> **Exercise requirements**
Each record should be copied exactly into the answer, and no picture should go with it.

--- START ---

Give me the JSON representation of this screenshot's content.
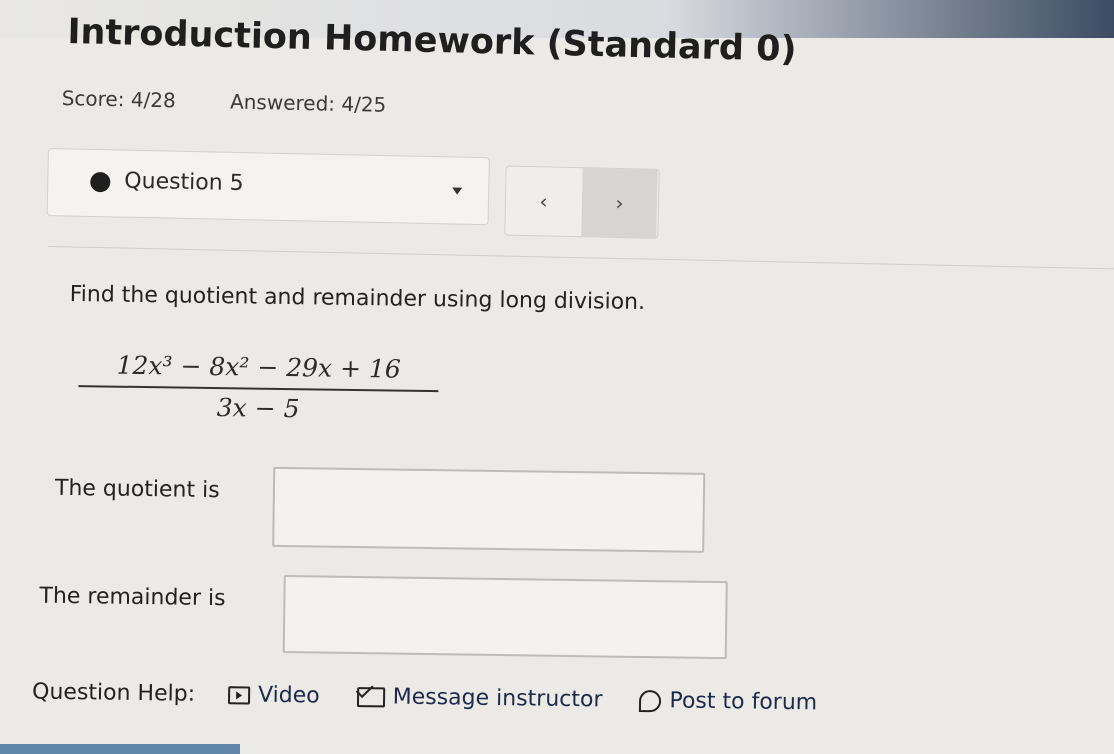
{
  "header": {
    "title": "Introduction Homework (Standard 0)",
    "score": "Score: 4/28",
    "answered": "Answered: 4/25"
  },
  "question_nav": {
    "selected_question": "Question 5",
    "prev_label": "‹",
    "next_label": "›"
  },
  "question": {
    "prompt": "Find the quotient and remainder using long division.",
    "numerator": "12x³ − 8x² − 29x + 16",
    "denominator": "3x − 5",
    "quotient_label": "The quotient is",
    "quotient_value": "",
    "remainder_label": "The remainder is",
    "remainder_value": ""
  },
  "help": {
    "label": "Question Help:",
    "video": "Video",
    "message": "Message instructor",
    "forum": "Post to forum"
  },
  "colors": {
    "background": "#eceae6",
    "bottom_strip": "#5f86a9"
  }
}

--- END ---

> **Written answer**
Give me the JSON representation of this screenshot's content.
{
  "header": {
    "title": "Introduction Homework (Standard 0)",
    "score": "Score: 4/28",
    "answered": "Answered: 4/25"
  },
  "question_nav": {
    "selected_question": "Question 5",
    "prev_label": "‹",
    "next_label": "›"
  },
  "question": {
    "prompt": "Find the quotient and remainder using long division.",
    "numerator": "12x³ − 8x² − 29x + 16",
    "denominator": "3x − 5",
    "quotient_label": "The quotient is",
    "quotient_value": "",
    "remainder_label": "The remainder is",
    "remainder_value": ""
  },
  "help": {
    "label": "Question Help:",
    "video": "Video",
    "message": "Message instructor",
    "forum": "Post to forum"
  },
  "colors": {
    "background": "#eceae6",
    "bottom_strip": "#5f86a9"
  }
}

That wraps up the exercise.